Name: Christina Jurado
Title: Freelance Production Coordinator or Production Manager (depends on the job) on Music Videos, Commercials, and Feature Films.
What is it that you do on a day to day basis?
Honestly, it just depends on the day. I do a little bit of everything. I keep track of the budget, I help hire crew, negotiate deals, get equipment for a shoot locked in. As a Coordinator, my job is to make the call sheet and the pre production book (it’s a book that goes to the client, agency, or record label with all the job information and details). I am also responsible for making sure the crew knows what’s going on each day, if there are fittings, or meetings, or their call times for shoot days. I also make sure the Office staff orders lunch, gets coffee for the bosses, and are doing their jobs properly. On shoot days, I’m the first to arrive and the last one to leave, I make sure we are safe and staying on budget. I’m also responsible for making sure all the Talent, Agency, Label, and Client have all of their needs met and are happy with what’s being filmed. After we’re done shooting, it’s my job to make sure everyone gets paid, and in a timely manner; that includes paying for any gear we rented, all crew who worked, etc. I have to account for every penny we spend, and make sure contracts go out to the right parties, and that all the paperwork is organized so that there are no questions that come up about the job later on down the road.
What are your favorite parts of your job?
I love all parts of my job but I would have to say my favorite part is being on set. There is something about the energy that everyone brings to set, the idea that we are creating something that my outlive us, that will impress other generations, it’s kind of cool. Being on set is like being on an old wooden roller coaster where you have moments of calm and then moments of complete stress, where your heart is pounding a mile a minute, then moments of calm again, then moments of heart pounding exhilaration and it goes back and forth like that all day. I mean even when I’m stuck in my trailer, not able to even see any of the filming, it’s still this mind blowing experience because you never know what’s going to happen, no matter how much you prepare, something always happens!!!

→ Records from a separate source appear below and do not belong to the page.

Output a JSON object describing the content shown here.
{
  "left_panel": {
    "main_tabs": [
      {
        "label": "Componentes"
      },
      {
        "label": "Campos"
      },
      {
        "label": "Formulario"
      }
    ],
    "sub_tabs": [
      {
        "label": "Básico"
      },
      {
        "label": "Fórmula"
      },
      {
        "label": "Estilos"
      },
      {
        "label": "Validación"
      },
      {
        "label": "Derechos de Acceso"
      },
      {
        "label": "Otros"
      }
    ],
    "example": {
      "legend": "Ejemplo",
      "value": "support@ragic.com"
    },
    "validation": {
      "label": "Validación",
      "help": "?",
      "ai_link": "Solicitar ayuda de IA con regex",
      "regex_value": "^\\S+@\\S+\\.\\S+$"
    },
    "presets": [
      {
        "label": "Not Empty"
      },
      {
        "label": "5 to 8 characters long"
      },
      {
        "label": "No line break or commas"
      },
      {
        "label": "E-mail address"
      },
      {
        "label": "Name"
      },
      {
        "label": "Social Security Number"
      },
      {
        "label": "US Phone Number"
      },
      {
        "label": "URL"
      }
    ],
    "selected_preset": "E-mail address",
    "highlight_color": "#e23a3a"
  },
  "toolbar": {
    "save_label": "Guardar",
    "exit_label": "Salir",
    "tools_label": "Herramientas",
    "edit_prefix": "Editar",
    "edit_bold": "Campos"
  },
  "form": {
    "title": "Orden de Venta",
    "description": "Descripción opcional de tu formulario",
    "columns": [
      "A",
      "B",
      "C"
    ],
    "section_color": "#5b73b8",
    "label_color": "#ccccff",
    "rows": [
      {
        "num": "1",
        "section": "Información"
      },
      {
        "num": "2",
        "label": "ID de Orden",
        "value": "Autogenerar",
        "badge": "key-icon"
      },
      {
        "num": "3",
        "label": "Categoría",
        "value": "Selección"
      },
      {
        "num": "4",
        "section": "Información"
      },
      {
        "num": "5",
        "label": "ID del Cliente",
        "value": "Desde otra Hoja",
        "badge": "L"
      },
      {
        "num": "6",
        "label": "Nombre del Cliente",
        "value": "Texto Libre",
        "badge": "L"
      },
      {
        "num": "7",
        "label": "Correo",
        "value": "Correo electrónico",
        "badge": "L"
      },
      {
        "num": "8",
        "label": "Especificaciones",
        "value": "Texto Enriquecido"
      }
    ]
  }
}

How did you get into your field? Was it something you always wanted to do or something you discovered bit by bit?
I went to film school with the intention of going into documentary film and making my own docs one day. Once I graduated, I got an internship with a producer, as his assistant. I figured I would see what a producer does, learn some things, and go back to documentary films after the internship ended. I didn’t know that I would fall in love with this job and that 5 years later, I’d still be doing this and still love it!!!
What aspect of your work most surprised you? (Either in a good way or a bad way.)
I think everyday in my job has surprises. I think when you start to get comfortable and you think you know what you’re doing, all of it sudden, it switches up. I guess I’m surprised how much, each day, I continue to learn about this job, this business, and how it’s never something that stays the same. My position and duties are always changing, job by job.
Does your education (high school, college or graduate degree) matter in terms of the work that you do today?
I think my education helped to get me here, but what I learned in film school has very little to do with what I actually do. I think it was important for me to go to college, so I could get the connections to meet the producer who gave me my start. The problem is that my degree is the creativity of film making; how films are made, why they are made a certain way, and how to make films from a creative stand point. Sometimes I think a business degree might have helped me better, but that the end of the day, this is a job where you have to start at the bottom (for the most part) and move your way up and you learn as you go. There are a lot of people I work with who only have a high school degree and do great, so I think it’s more about your dedication to learning this craft.
What environmental factors have the greatest impact on your job satisfaction? (For example: co-workers, compensation, company culture, flexibility, work/life balance, etc.)
I think what contributes to my job satisfaction is a little bit of everything. As I get better at what I do, I make more money and that’s a nice perk but I also get to work with people I like and get to make my own schedule. Because I am freelance, I can turn down any job I want, be that I don’t like how much money they are offering or I don’t like the other people on the job. I get to pick people I like to work with and talk to all sorts of people while finding gear. I get to learn about the newest technology in the film business and I get to learn from people who have been doing this for 50+ years. I get to travel the country and meet new people, work on really cool projects, and even when the project is bad, I usually can come away with a renewed view on my position.
Any career advice you’d like to pass along to others? (My audience is comprised mainly of adults in their twenties and thirties.)
I think the key to what makes my job so great is that I honestly love what I do. I sometimes work 24 hours straight, with no sleep, sometimes even longer (longest on record for me is 43 hours with no sleep, working the whole time). Even despite all that, I wouldn’t trade what I do for anything. I think finding something you love, whether it pays well or not, is what matters. If you love it, and put your heart into it, you should be able to parlay it into a great job, a great career, and hopefully lots of money!!!